The decor, the ambiance, the vibe can best be described as modern European. And if that sounds like an insult, it’s because it’s meant to be one. The furnishings are like high-end Ikea. It’s very brightly lit. And they have that song playing in the background…you know, that same nondescript song that seems to be playing in the background everywhere you go in Europe…airports, hotel bars, cafes, pizzerias, etc.
The walls are adorned with an abundance of cheap-looking fixtures, signs, and what I presume are meant to be decorations. It was the opposite of cozy. Imagine a European Applebee’s without the big screens everywhere.
OK, maybe that’s a bit harsh. Sure, there are some nice touches, like the cloth napkins, ceramic pizza plates, and a marble bar. But the decorative mirrors on the wall triggered flashbacks to those sad old Greek dinners that used to clog our city, before people realized that you can take breakfast to the next level.
And the service was abysmal. Now, in fairness, this was only their second week, and some of the wait staff clearly were finding their way. I was seated promptly at the bar, unlike some other sap who came in later. And my food came out soon enough, though they forgot to make the last cut, leaving me with two proper-sized slices and two double-sized slices.
It also took forever to get the check, and then have them take my card for processing, and then process and return it. Though maybe they are just trying to give you an authentic Italian experience.
But the pie, you ask? It was really good. Similar to what I had at Zia Esterina, but better. Sort of a cross between Roberta’s and Patsy’s (the East Harlem original, of course).

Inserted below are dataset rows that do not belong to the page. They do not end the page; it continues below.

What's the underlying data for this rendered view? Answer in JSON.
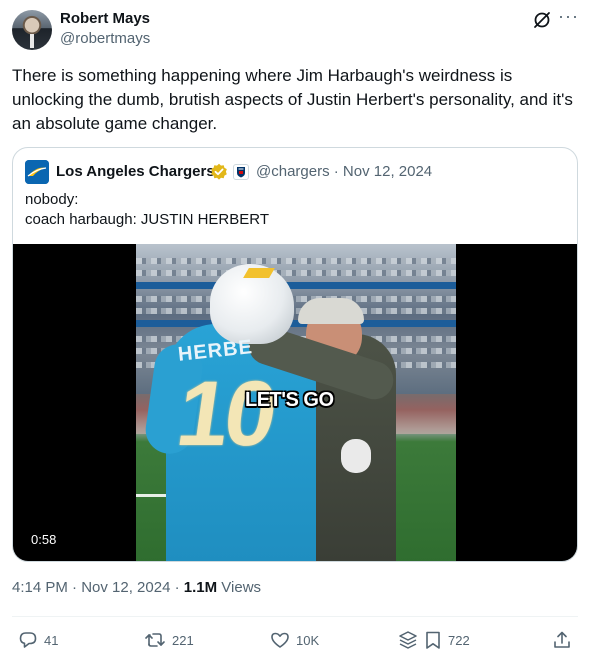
{
  "author": {
    "name": "Robert Mays",
    "handle": "@robertmays"
  },
  "tweet_text": "There is something happening where Jim Harbaugh's weirdness is unlocking the dumb, brutish aspects of Justin Herbert's personality, and it's an absolute game changer.",
  "header_icons": [
    "grok-icon",
    "more-icon"
  ],
  "more_label": "···",
  "quote": {
    "name": "Los Angeles Chargers",
    "handle_date": "@chargers · Nov 12, 2024",
    "text": "nobody:\ncoach harbaugh: JUSTIN HERBERT",
    "video": {
      "caption": "LET'S GO",
      "duration": "0:58",
      "jersey_number": "10",
      "jersey_name": "HERBE"
    }
  },
  "meta": {
    "time_date": "4:14 PM · Nov 12, 2024 · ",
    "views_count": "1.1M",
    "views_label": " Views"
  },
  "actions": {
    "replies": "41",
    "reposts": "221",
    "likes": "10K",
    "bookmarks": "722"
  },
  "colors": {
    "text": "#0f1419",
    "secondary": "#536471",
    "border": "#cfd9de",
    "verified_gold": "#e2b719",
    "chargers_blue": "#0a66b1"
  }
}
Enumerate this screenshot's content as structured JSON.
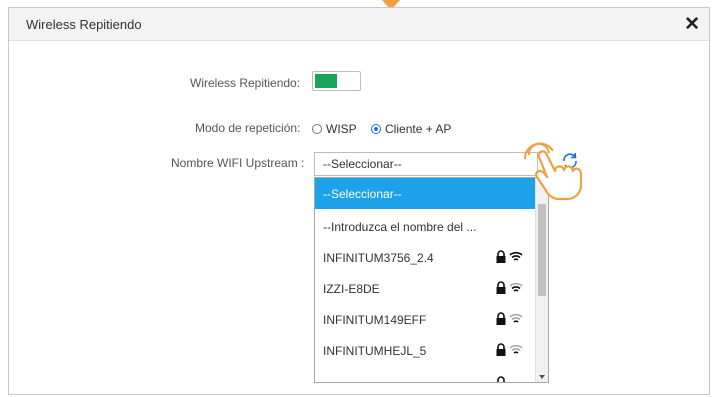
{
  "dialog": {
    "title": "Wireless Repitiendo",
    "close_icon": "close-icon"
  },
  "form": {
    "repeater_label": "Wireless Repitiendo:",
    "repeater_enabled": true,
    "mode_label": "Modo de repetición:",
    "mode_options": [
      "WISP",
      "Cliente + AP"
    ],
    "mode_selected": "Cliente + AP",
    "upstream_label": "Nombre WIFI Upstream :",
    "upstream_value": "--Seleccionar--"
  },
  "dropdown": {
    "items": [
      {
        "label": "--Seleccionar--",
        "selected": true,
        "lock": false,
        "wifi": false
      },
      {
        "label": "--Introduzca el nombre del ...",
        "selected": false,
        "lock": false,
        "wifi": false
      },
      {
        "label": "INFINITUM3756_2.4",
        "selected": false,
        "lock": true,
        "wifi": true,
        "signal": "strong"
      },
      {
        "label": "IZZI-E8DE",
        "selected": false,
        "lock": true,
        "wifi": true,
        "signal": "medium"
      },
      {
        "label": "INFINITUM149EFF",
        "selected": false,
        "lock": true,
        "wifi": true,
        "signal": "weak"
      },
      {
        "label": "INFINITUMHEJL_5",
        "selected": false,
        "lock": true,
        "wifi": true,
        "signal": "weak"
      }
    ]
  },
  "colors": {
    "toggle_on": "#1aa35a",
    "selected_item": "#1da1e8",
    "radio_accent": "#1e6fd9",
    "hand_highlight": "#f0a040"
  }
}
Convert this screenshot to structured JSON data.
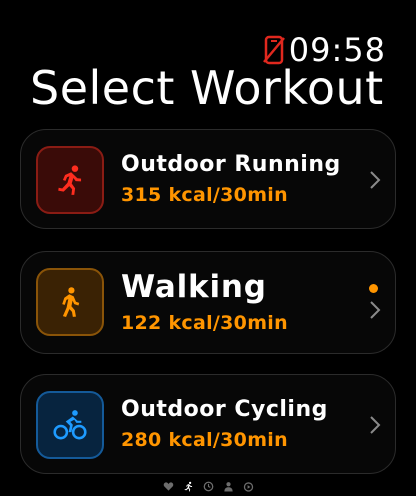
{
  "status": {
    "time": "09:58",
    "icon": "phone-disconnected-icon",
    "icon_color": "#e0281e"
  },
  "title": "Select Workout",
  "workouts": [
    {
      "name": "Outdoor Running",
      "kcal": "315 kcal/30min",
      "icon": "running-icon",
      "color": "#ff2d1f",
      "box_bg": "#3a0b08"
    },
    {
      "name": "Walking",
      "kcal": "122 kcal/30min",
      "icon": "walking-icon",
      "color": "#ff9500",
      "box_bg": "#3a2204",
      "badge": "orange-dot"
    },
    {
      "name": "Outdoor Cycling",
      "kcal": "280 kcal/30min",
      "icon": "cycling-icon",
      "color": "#1e9bff",
      "box_bg": "#07243f"
    }
  ],
  "accent_color": "#ff9500",
  "pager": [
    "heart-icon",
    "running-icon",
    "clock-icon",
    "person-icon",
    "timer-icon"
  ]
}
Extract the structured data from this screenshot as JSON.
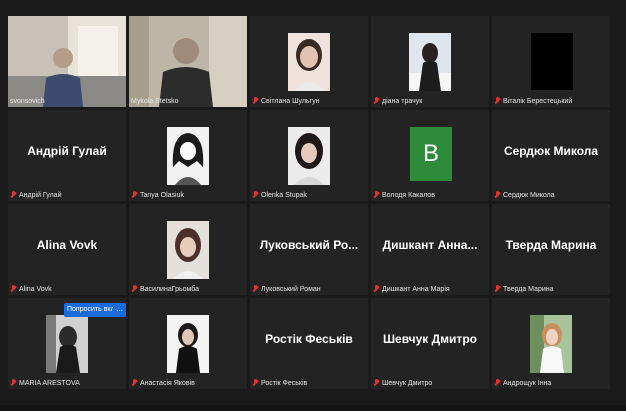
{
  "participants": [
    {
      "label": "svonsovich",
      "type": "video",
      "muted": false,
      "active": false
    },
    {
      "label": "Mykola Stetsko",
      "type": "video",
      "muted": false,
      "active": true
    },
    {
      "label": "Світлана Шульгун",
      "type": "photo",
      "muted": true
    },
    {
      "label": "діана трачук",
      "type": "photo",
      "muted": true
    },
    {
      "label": "Віталік Берестецький",
      "type": "black",
      "muted": true
    },
    {
      "label": "Андрій Гулай",
      "big": "Андрій Гулай",
      "type": "name",
      "muted": true
    },
    {
      "label": "Tanya Olasiuk",
      "type": "photo",
      "muted": true
    },
    {
      "label": "Olenka Stupak",
      "type": "photo",
      "muted": true
    },
    {
      "label": "Володя Какалов",
      "type": "avatar",
      "avatar_letter": "B",
      "muted": true
    },
    {
      "label": "Сердюк Микола",
      "big": "Сердюк Микола",
      "type": "name",
      "muted": true
    },
    {
      "label": "Alina Vovk",
      "big": "Alina Vovk",
      "type": "name",
      "muted": true
    },
    {
      "label": "ВасилинаГрьомба",
      "type": "photo",
      "muted": true
    },
    {
      "label": "Луковський Роман",
      "big": "Луковський Ро...",
      "type": "name",
      "muted": true
    },
    {
      "label": "Дишкант Анна Марія",
      "big": "Дишкант Анна...",
      "type": "name",
      "muted": true
    },
    {
      "label": "Тверда Марина",
      "big": "Тверда Марина",
      "type": "name",
      "muted": true
    },
    {
      "label": "MARIA ARESTOVA",
      "type": "photo",
      "muted": true
    },
    {
      "label": "Анастасія Яковів",
      "type": "photo",
      "muted": true
    },
    {
      "label": "Ростік Феськів",
      "big": "Ростік Феськів",
      "type": "name",
      "muted": true
    },
    {
      "label": "Шевчук Дмитро",
      "big": "Шевчук Дмитро",
      "type": "name",
      "muted": true
    },
    {
      "label": "Андрощук Інна",
      "type": "photo",
      "muted": true
    }
  ],
  "controls": {
    "ask_unmute_label": "Попросить вкл",
    "more_label": "..."
  },
  "colors": {
    "background": "#1a1a1a",
    "tile": "#232323",
    "active_border": "#d8e65a",
    "muted_icon": "#dd3333",
    "button": "#1a6cdc"
  }
}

The cornicione, which is pizza-nerd-speak for the raised edge of the crust encircling the pie, reminded me of classic Neapolitan pizzas like Roberta’s but the crust in the center of the pie, on which the sauce and cheese rest, was super thin and melted in your mouth, like Patsy’s. The cheese was also classic Neapolitan (being an American, I prefer cheese that’s as thick and evenly spread as Kim Kardashian’s mascara, but I do appreciate this style as well, especially when it’s done right…as they do here at Sorbillo). What really set it apart, though, was the sauce. Like Zia Esterina, they seem to have found a good balance, though there was a little more sauce on this one, and it was tangier than most – as opposed to sweet, which is just wrong.
If you love pizza, then Sorbillo’s is definitely worth a visit. The basic pie costs $17, and it’s six slices (unless they fail to cut yours properly as well). That may seem like a lot for an individual, but probably not for someone who read this far in a story about pizza. Besides, the center melts in your mouth and the ends, the cornicione, don’t suddenly turn into a brick inside your belly. In fact, they’re great to soak up the rest of that sauce.